Please write out the complete listing that follows, exactly as it reads.

+++

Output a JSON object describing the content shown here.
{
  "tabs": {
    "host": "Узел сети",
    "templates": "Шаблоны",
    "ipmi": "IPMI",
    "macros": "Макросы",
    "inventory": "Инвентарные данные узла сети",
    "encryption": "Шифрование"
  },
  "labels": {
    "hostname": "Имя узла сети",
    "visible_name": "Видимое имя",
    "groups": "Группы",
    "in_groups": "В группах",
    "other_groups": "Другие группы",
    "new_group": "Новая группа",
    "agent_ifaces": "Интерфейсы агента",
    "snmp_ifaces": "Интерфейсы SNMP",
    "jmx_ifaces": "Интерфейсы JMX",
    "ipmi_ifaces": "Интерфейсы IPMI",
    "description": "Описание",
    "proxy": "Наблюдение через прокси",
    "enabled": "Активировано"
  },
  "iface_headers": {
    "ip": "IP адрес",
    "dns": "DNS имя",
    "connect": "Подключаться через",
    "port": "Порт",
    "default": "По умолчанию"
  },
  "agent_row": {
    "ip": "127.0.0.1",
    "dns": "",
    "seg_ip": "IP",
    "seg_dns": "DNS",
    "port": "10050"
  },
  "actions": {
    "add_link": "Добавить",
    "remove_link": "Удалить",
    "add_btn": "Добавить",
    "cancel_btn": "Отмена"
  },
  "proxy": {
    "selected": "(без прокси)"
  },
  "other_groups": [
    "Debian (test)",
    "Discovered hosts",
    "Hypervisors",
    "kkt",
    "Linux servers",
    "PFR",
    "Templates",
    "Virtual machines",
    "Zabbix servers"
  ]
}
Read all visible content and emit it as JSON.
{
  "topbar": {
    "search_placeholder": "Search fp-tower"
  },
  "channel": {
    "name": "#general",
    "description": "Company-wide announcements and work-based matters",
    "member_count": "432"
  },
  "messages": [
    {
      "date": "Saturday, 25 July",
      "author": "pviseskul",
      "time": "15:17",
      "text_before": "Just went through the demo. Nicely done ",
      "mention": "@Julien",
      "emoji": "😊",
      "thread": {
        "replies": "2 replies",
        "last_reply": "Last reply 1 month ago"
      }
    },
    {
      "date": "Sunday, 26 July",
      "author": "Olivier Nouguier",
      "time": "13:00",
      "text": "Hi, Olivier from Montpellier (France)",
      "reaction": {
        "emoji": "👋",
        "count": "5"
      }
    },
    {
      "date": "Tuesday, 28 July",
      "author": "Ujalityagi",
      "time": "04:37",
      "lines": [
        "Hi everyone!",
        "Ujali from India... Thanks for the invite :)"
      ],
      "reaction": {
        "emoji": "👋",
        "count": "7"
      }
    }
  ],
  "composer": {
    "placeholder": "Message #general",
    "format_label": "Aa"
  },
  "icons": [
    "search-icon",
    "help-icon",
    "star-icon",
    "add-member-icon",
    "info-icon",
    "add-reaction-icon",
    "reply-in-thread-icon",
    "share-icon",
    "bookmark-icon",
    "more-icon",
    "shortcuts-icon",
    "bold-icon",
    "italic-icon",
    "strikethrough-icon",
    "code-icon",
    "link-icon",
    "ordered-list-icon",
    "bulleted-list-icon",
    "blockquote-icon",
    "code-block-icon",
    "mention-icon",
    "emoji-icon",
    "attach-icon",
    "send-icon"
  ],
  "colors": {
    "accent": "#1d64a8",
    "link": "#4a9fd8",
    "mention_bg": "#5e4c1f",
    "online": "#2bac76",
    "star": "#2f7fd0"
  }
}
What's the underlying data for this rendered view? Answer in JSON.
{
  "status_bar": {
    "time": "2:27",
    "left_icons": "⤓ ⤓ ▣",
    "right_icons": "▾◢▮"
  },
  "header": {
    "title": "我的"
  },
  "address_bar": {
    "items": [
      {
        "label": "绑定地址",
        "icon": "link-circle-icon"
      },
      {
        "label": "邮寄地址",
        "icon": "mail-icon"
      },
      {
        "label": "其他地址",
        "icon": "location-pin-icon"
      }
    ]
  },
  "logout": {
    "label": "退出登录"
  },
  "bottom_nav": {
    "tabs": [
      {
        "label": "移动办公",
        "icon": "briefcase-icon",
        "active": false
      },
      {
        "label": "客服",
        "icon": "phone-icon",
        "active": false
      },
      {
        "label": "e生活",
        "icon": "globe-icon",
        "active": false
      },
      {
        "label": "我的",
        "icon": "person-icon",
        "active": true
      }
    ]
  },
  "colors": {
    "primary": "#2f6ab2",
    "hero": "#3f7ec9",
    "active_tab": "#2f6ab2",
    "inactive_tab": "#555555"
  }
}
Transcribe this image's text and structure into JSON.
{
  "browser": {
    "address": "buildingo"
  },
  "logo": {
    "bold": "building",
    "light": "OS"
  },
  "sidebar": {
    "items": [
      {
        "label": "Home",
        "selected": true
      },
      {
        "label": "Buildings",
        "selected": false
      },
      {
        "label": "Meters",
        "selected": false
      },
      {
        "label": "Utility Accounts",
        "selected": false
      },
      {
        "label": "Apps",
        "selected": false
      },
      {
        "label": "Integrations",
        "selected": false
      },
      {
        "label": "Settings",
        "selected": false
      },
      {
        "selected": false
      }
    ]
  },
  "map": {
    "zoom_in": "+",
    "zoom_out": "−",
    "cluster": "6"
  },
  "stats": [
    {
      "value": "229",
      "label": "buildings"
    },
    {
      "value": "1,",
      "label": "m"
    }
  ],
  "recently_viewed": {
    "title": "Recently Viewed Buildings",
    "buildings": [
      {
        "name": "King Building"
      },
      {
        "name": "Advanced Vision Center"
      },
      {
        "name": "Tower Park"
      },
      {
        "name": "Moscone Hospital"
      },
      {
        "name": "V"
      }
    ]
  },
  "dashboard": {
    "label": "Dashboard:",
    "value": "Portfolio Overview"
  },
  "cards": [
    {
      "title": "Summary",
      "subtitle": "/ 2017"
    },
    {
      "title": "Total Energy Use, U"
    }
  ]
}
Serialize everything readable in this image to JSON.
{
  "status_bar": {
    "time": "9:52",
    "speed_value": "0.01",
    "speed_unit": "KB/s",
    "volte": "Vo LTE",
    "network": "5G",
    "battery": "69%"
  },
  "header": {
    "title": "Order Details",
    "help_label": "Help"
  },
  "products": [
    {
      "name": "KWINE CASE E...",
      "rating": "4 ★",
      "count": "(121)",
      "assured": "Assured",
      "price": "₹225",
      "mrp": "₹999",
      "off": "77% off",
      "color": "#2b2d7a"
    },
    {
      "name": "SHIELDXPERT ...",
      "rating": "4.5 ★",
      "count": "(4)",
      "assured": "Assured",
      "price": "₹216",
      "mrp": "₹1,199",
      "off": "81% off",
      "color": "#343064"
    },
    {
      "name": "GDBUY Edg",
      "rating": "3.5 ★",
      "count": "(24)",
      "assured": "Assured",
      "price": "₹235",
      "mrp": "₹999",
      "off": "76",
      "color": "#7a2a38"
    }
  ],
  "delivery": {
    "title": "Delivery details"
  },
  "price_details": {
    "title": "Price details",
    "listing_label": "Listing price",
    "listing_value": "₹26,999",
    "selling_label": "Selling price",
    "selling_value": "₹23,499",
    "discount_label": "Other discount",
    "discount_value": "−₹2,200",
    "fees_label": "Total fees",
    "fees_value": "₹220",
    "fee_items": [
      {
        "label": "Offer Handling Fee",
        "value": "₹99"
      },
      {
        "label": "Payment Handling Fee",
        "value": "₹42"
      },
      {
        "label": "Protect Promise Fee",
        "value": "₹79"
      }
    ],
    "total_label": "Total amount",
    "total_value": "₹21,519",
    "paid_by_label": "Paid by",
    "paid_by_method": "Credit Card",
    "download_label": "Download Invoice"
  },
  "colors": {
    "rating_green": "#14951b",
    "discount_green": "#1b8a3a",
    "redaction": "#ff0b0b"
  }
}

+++

> **Exercise answer**
Output a JSON object describing the content shown here.
{
  "tabs": {
    "host": "Узел сети",
    "templates": "Шаблоны",
    "ipmi": "IPMI",
    "macros": "Макросы",
    "inventory": "Инвентарные данные узла сети",
    "encryption": "Шифрование"
  },
  "labels": {
    "hostname": "Имя узла сети",
    "visible_name": "Видимое имя",
    "groups": "Группы",
    "in_groups": "В группах",
    "other_groups": "Другие группы",
    "new_group": "Новая группа",
    "agent_ifaces": "Интерфейсы агента",
    "snmp_ifaces": "Интерфейсы SNMP",
    "jmx_ifaces": "Интерфейсы JMX",
    "ipmi_ifaces": "Интерфейсы IPMI",
    "description": "Описание",
    "proxy": "Наблюдение через прокси",
    "enabled": "Активировано"
  },
  "iface_headers": {
    "ip": "IP адрес",
    "dns": "DNS имя",
    "connect": "Подключаться через",
    "port": "Порт",
    "default": "По умолчанию"
  },
  "agent_row": {
    "ip": "127.0.0.1",
    "dns": "",
    "seg_ip": "IP",
    "seg_dns": "DNS",
    "port": "10050"
  },
  "actions": {
    "add_link": "Добавить",
    "remove_link": "Удалить",
    "add_btn": "Добавить",
    "cancel_btn": "Отмена"
  },
  "proxy": {
    "selected": "(без прокси)"
  },
  "other_groups": [
    "Debian (test)",
    "Discovered hosts",
    "Hypervisors",
    "kkt",
    "Linux servers",
    "PFR",
    "Templates",
    "Virtual machines",
    "Zabbix servers"
  ]
}
Read all visible content and emit it as JSON.
{
  "topbar": {
    "search_placeholder": "Search fp-tower"
  },
  "channel": {
    "name": "#general",
    "description": "Company-wide announcements and work-based matters",
    "member_count": "432"
  },
  "messages": [
    {
      "date": "Saturday, 25 July",
      "author": "pviseskul",
      "time": "15:17",
      "text_before": "Just went through the demo. Nicely done ",
      "mention": "@Julien",
      "emoji": "😊",
      "thread": {
        "replies": "2 replies",
        "last_reply": "Last reply 1 month ago"
      }
    },
    {
      "date": "Sunday, 26 July",
      "author": "Olivier Nouguier",
      "time": "13:00",
      "text": "Hi, Olivier from Montpellier (France)",
      "reaction": {
        "emoji": "👋",
        "count": "5"
      }
    },
    {
      "date": "Tuesday, 28 July",
      "author": "Ujalityagi",
      "time": "04:37",
      "lines": [
        "Hi everyone!",
        "Ujali from India... Thanks for the invite :)"
      ],
      "reaction": {
        "emoji": "👋",
        "count": "7"
      }
    }
  ],
  "composer": {
    "placeholder": "Message #general",
    "format_label": "Aa"
  },
  "icons": [
    "search-icon",
    "help-icon",
    "star-icon",
    "add-member-icon",
    "info-icon",
    "add-reaction-icon",
    "reply-in-thread-icon",
    "share-icon",
    "bookmark-icon",
    "more-icon",
    "shortcuts-icon",
    "bold-icon",
    "italic-icon",
    "strikethrough-icon",
    "code-icon",
    "link-icon",
    "ordered-list-icon",
    "bulleted-list-icon",
    "blockquote-icon",
    "code-block-icon",
    "mention-icon",
    "emoji-icon",
    "attach-icon",
    "send-icon"
  ],
  "colors": {
    "accent": "#1d64a8",
    "link": "#4a9fd8",
    "mention_bg": "#5e4c1f",
    "online": "#2bac76",
    "star": "#2f7fd0"
  }
}
What's the underlying data for this rendered view? Answer in JSON.
{
  "status_bar": {
    "time": "2:27",
    "left_icons": "⤓ ⤓ ▣",
    "right_icons": "▾◢▮"
  },
  "header": {
    "title": "我的"
  },
  "address_bar": {
    "items": [
      {
        "label": "绑定地址",
        "icon": "link-circle-icon"
      },
      {
        "label": "邮寄地址",
        "icon": "mail-icon"
      },
      {
        "label": "其他地址",
        "icon": "location-pin-icon"
      }
    ]
  },
  "logout": {
    "label": "退出登录"
  },
  "bottom_nav": {
    "tabs": [
      {
        "label": "移动办公",
        "icon": "briefcase-icon",
        "active": false
      },
      {
        "label": "客服",
        "icon": "phone-icon",
        "active": false
      },
      {
        "label": "e生活",
        "icon": "globe-icon",
        "active": false
      },
      {
        "label": "我的",
        "icon": "person-icon",
        "active": true
      }
    ]
  },
  "colors": {
    "primary": "#2f6ab2",
    "hero": "#3f7ec9",
    "active_tab": "#2f6ab2",
    "inactive_tab": "#555555"
  }
}
Transcribe this image's text and structure into JSON.
{
  "browser": {
    "address": "buildingo"
  },
  "logo": {
    "bold": "building",
    "light": "OS"
  },
  "sidebar": {
    "items": [
      {
        "label": "Home",
        "selected": true
      },
      {
        "label": "Buildings",
        "selected": false
      },
      {
        "label": "Meters",
        "selected": false
      },
      {
        "label": "Utility Accounts",
        "selected": false
      },
      {
        "label": "Apps",
        "selected": false
      },
      {
        "label": "Integrations",
        "selected": false
      },
      {
        "label": "Settings",
        "selected": false
      },
      {
        "selected": false
      }
    ]
  },
  "map": {
    "zoom_in": "+",
    "zoom_out": "−",
    "cluster": "6"
  },
  "stats": [
    {
      "value": "229",
      "label": "buildings"
    },
    {
      "value": "1,",
      "label": "m"
    }
  ],
  "recently_viewed": {
    "title": "Recently Viewed Buildings",
    "buildings": [
      {
        "name": "King Building"
      },
      {
        "name": "Advanced Vision Center"
      },
      {
        "name": "Tower Park"
      },
      {
        "name": "Moscone Hospital"
      },
      {
        "name": "V"
      }
    ]
  },
  "dashboard": {
    "label": "Dashboard:",
    "value": "Portfolio Overview"
  },
  "cards": [
    {
      "title": "Summary",
      "subtitle": "/ 2017"
    },
    {
      "title": "Total Energy Use, U"
    }
  ]
}
Serialize everything readable in this image to JSON.
{
  "status_bar": {
    "time": "9:52",
    "speed_value": "0.01",
    "speed_unit": "KB/s",
    "volte": "Vo LTE",
    "network": "5G",
    "battery": "69%"
  },
  "header": {
    "title": "Order Details",
    "help_label": "Help"
  },
  "products": [
    {
      "name": "KWINE CASE E...",
      "rating": "4 ★",
      "count": "(121)",
      "assured": "Assured",
      "price": "₹225",
      "mrp": "₹999",
      "off": "77% off",
      "color": "#2b2d7a"
    },
    {
      "name": "SHIELDXPERT ...",
      "rating": "4.5 ★",
      "count": "(4)",
      "assured": "Assured",
      "price": "₹216",
      "mrp": "₹1,199",
      "off": "81% off",
      "color": "#343064"
    },
    {
      "name": "GDBUY Edg",
      "rating": "3.5 ★",
      "count": "(24)",
      "assured": "Assured",
      "price": "₹235",
      "mrp": "₹999",
      "off": "76",
      "color": "#7a2a38"
    }
  ],
  "delivery": {
    "title": "Delivery details"
  },
  "price_details": {
    "title": "Price details",
    "listing_label": "Listing price",
    "listing_value": "₹26,999",
    "selling_label": "Selling price",
    "selling_value": "₹23,499",
    "discount_label": "Other discount",
    "discount_value": "−₹2,200",
    "fees_label": "Total fees",
    "fees_value": "₹220",
    "fee_items": [
      {
        "label": "Offer Handling Fee",
        "value": "₹99"
      },
      {
        "label": "Payment Handling Fee",
        "value": "₹42"
      },
      {
        "label": "Protect Promise Fee",
        "value": "₹79"
      }
    ],
    "total_label": "Total amount",
    "total_value": "₹21,519",
    "paid_by_label": "Paid by",
    "paid_by_method": "Credit Card",
    "download_label": "Download Invoice"
  },
  "colors": {
    "rating_green": "#14951b",
    "discount_green": "#1b8a3a",
    "redaction": "#ff0b0b"
  }
}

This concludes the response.